Goals are an important aspect of enthusiasm and motivation. They provide a viable target to work towards. They can encourage us to go that extra mile, put in the extra effort needed. But they need to be tailored to suit the person or persons to whom they are directed.
Unrealistic goals can be almost counter productive. They discourage and make people lose heart. Sometimes unrealistic goals can result in people becoming badly stressed and negative about themselves and their capabilities. They can highlight peoples weaknesses and make them more visible.
Some people like to have a main goal, but with interim stages at points along the way. For example, with weight loss, or training for a marathon or a competition, it can be a positive part of the process to set a particular long term target, but also have short terms goals that recognise and appreciate what has been achieved to date.

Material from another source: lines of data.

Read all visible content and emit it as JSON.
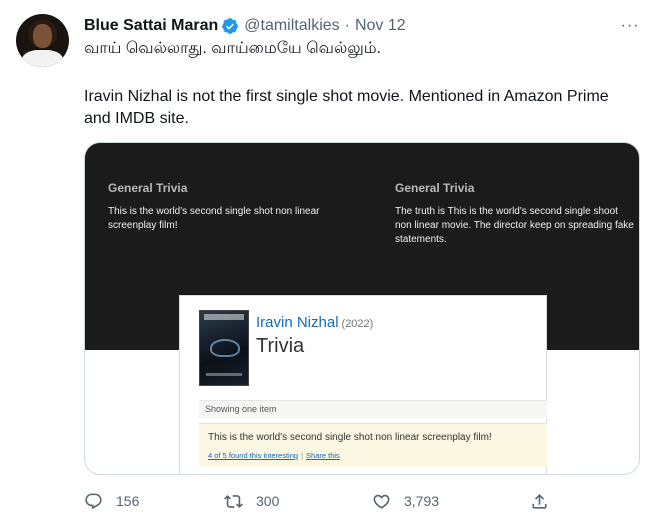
{
  "tweet": {
    "author_name": "Blue Sattai Maran",
    "handle": "@tamiltalkies",
    "separator": "·",
    "date": "Nov 12",
    "more_label": "···",
    "text_tamil": "வாய் வெல்லாது. வாய்மையே வெல்லும்.",
    "text_line1": "Iravin Nizhal is not the first single shot movie. Mentioned in Amazon Prime",
    "text_line2": "and IMDB site."
  },
  "media": {
    "left_trivia": {
      "title": "General Trivia",
      "body": "This is the world's second single shot non linear screenplay film!"
    },
    "right_trivia": {
      "title": "General Trivia",
      "body": "The truth is This is the world's second single shoot non linear movie. The director keep on spreading fake statements."
    },
    "imdb": {
      "movie_title": "Iravin Nizhal",
      "year": "(2022)",
      "heading": "Trivia",
      "showing": "Showing one item",
      "item_text": "This is the world's second single shot non linear screenplay film!",
      "interesting_link": "4 of 5 found this interesting",
      "link_sep": "|",
      "share_link": "Share this"
    }
  },
  "actions": {
    "reply_count": "156",
    "retweet_count": "300",
    "like_count": "3,793"
  },
  "colors": {
    "accent": "#1d9bf0",
    "muted": "#536471",
    "imdb_link": "#136cb2"
  }
}
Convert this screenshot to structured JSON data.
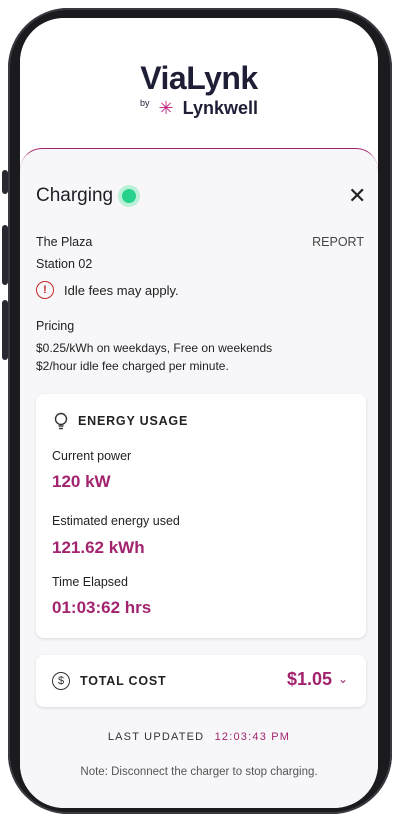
{
  "brand": {
    "name": "ViaLynk",
    "by": "by",
    "sub": "Lynkwell"
  },
  "charging": {
    "title": "Charging",
    "status": "active",
    "status_color": "#26d18b",
    "location_name": "The Plaza",
    "station": "Station 02",
    "report_label": "REPORT",
    "warning": "Idle fees may apply."
  },
  "pricing": {
    "label": "Pricing",
    "line1": "$0.25/kWh on weekdays, Free on weekends",
    "line2": "$2/hour idle fee charged per minute."
  },
  "energy": {
    "heading": "ENERGY USAGE",
    "current_power_label": "Current power",
    "current_power_value": "120 kW",
    "energy_used_label": "Estimated energy used",
    "energy_used_value": "121.62 kWh",
    "time_label": "Time Elapsed",
    "time_value": "01:03:62 hrs"
  },
  "cost": {
    "label": "TOTAL COST",
    "value": "$1.05"
  },
  "updated": {
    "label": "LAST UPDATED",
    "time": "12:03:43 PM"
  },
  "note": "Note: Disconnect the charger to stop charging.",
  "colors": {
    "accent": "#a3246e",
    "brand_dark": "#1e1f36",
    "warning": "#c62828"
  }
}
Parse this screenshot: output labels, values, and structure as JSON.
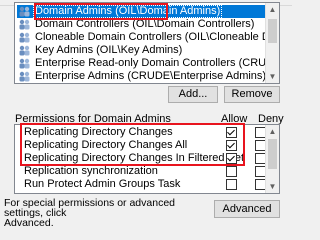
{
  "group_list": {
    "items": [
      {
        "label": "Domain Admins (OIL\\Domain Admins)",
        "selected": true,
        "icon": "group-icon"
      },
      {
        "label": "Domain Controllers (OIL\\Domain Controllers)",
        "selected": false,
        "icon": "group-icon"
      },
      {
        "label": "Cloneable Domain Controllers (OIL\\Cloneable Domain Controllers)",
        "selected": false,
        "icon": "group-icon"
      },
      {
        "label": "Key Admins (OIL\\Key Admins)",
        "selected": false,
        "icon": "group-icon"
      },
      {
        "label": "Enterprise Read-only Domain Controllers (CRUDE\\Enterprise Re...",
        "selected": false,
        "icon": "group-icon"
      },
      {
        "label": "Enterprise Admins (CRUDE\\Enterprise Admins)",
        "selected": false,
        "icon": "group-icon"
      }
    ]
  },
  "buttons": {
    "add": "Add...",
    "remove": "Remove",
    "advanced": "Advanced"
  },
  "permissions": {
    "header": "Permissions for Domain Admins",
    "allow_header": "Allow",
    "deny_header": "Deny",
    "rows": [
      {
        "name": "Replicating Directory Changes",
        "allow": true,
        "deny": false
      },
      {
        "name": "Replicating Directory Changes All",
        "allow": true,
        "deny": false
      },
      {
        "name": "Replicating Directory Changes In Filtered Set",
        "allow": true,
        "deny": false
      },
      {
        "name": "Replication synchronization",
        "allow": false,
        "deny": false
      },
      {
        "name": "Run Protect Admin Groups Task",
        "allow": false,
        "deny": false
      }
    ]
  },
  "footer": {
    "line1": "For special permissions or advanced settings, click",
    "line2": "Advanced."
  },
  "colors": {
    "selection": "#0078d7",
    "annotation_red": "#e8141e"
  }
}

In business, some individuals may be set work or sales targets to work towards or teams may be set in competition against each other. This is designed to provide stimulus and motivation to produce more and better productivity. For some people winning is success enough, for others a visible reward or inducement is an important component.

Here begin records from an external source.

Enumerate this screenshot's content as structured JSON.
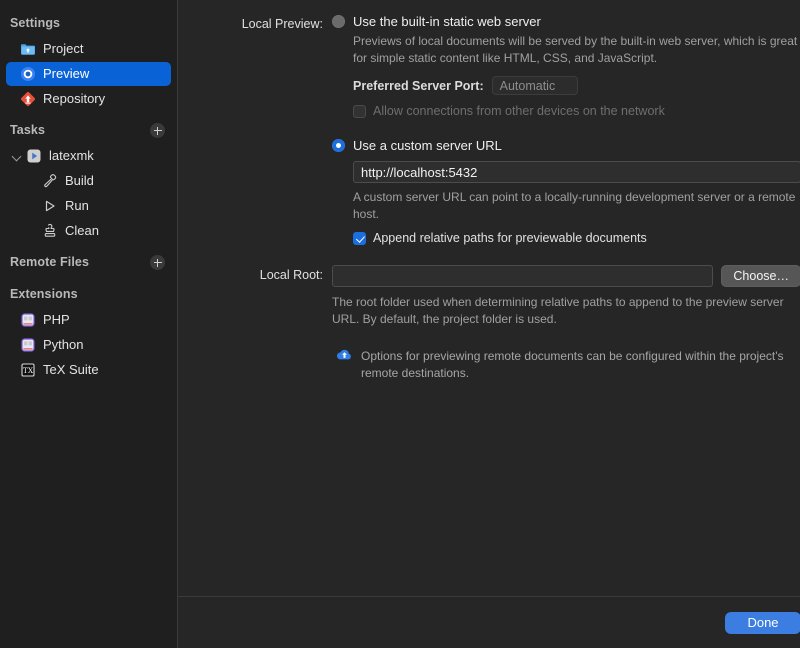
{
  "sidebar": {
    "sections": [
      {
        "title": "Settings",
        "has_add": false,
        "items": [
          {
            "label": "Project",
            "icon": "project-folder-icon",
            "selected": false
          },
          {
            "label": "Preview",
            "icon": "preview-target-icon",
            "selected": true
          },
          {
            "label": "Repository",
            "icon": "repository-diamond-icon",
            "selected": false
          }
        ]
      },
      {
        "title": "Tasks",
        "has_add": true,
        "add_label": "+",
        "items": [
          {
            "label": "latexmk",
            "icon": "task-run-icon",
            "selected": false
          },
          {
            "label": "Build",
            "icon": "hammer-icon",
            "selected": false
          },
          {
            "label": "Run",
            "icon": "play-icon",
            "selected": false
          },
          {
            "label": "Clean",
            "icon": "stamp-icon",
            "selected": false
          }
        ]
      },
      {
        "title": "Remote Files",
        "has_add": true,
        "add_label": "+",
        "items": []
      },
      {
        "title": "Extensions",
        "has_add": false,
        "items": [
          {
            "label": "PHP",
            "icon": "extension-icon",
            "selected": false
          },
          {
            "label": "Python",
            "icon": "extension-icon",
            "selected": false
          },
          {
            "label": "TeX Suite",
            "icon": "tex-extension-icon",
            "selected": false
          }
        ]
      }
    ]
  },
  "main": {
    "local_preview_label": "Local Preview:",
    "builtin": {
      "radio_label": "Use the built-in static web server",
      "selected": false,
      "description": "Previews of local documents will be served by the built-in web server, which is great for simple static content like HTML, CSS, and JavaScript.",
      "port_label": "Preferred Server Port:",
      "port_placeholder": "Automatic",
      "port_value": "",
      "allow_connections_label": "Allow connections from other devices on the network",
      "allow_connections_checked": false,
      "allow_connections_enabled": false
    },
    "custom": {
      "radio_label": "Use a custom server URL",
      "selected": true,
      "url_value": "http://localhost:5432",
      "description": "A custom server URL can point to a locally-running development server or a remote host.",
      "append_label": "Append relative paths for previewable documents",
      "append_checked": true
    },
    "local_root": {
      "label": "Local Root:",
      "value": "",
      "choose_label": "Choose…",
      "description": "The root folder used when determining relative paths to append to the preview server URL. By default, the project folder is used."
    },
    "remote_note": {
      "icon": "cloud-upload-icon",
      "text": "Options for previewing remote documents can be configured within the project's remote destinations."
    }
  },
  "footer": {
    "done_label": "Done"
  },
  "colors": {
    "accent_blue": "#1b6ee0",
    "selection_blue": "#0a63d6",
    "done_blue": "#3b7de0",
    "sidebar_bg": "#1f1f1f",
    "main_bg": "#262626"
  }
}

Motivation is a key part of goal setting. Some people are good at self motivation. They compete against themselves and can maintain the level of enthusiasm required to reach their goal. Any set back serves as a challenge to their determination, and stubborn doggedness and perseverance sets in. Other people may require the stimulus of a prize or even just the goal of having their name ‘in lights’ on a winners board.
Teams will often include people with different skill sets. Members of a team often work to motivate each other at different times. Difficulties can arise when one or two people are highly motivated and work hard, whilst other members sit back and let everyone else put the effort in. The knack with a team effort is in keeping everyone enthused, especially when there are different elements to the task.
Positive strokes can be used to great effect in goal setting. Praising someone for what they are doing helps to build confidence and reinforce the determination to continue making the effort. A positive stroke means that someone says ‘ well done, good effort, you are doing a great job’, and does not qualify the praise with an additional comment that reduces the value of the praise. So adding a comment like, ‘try to keep up the effort’, or ‘I hope you will continue to be this hardworking of all the time’, significantly reduces the value of what has been said.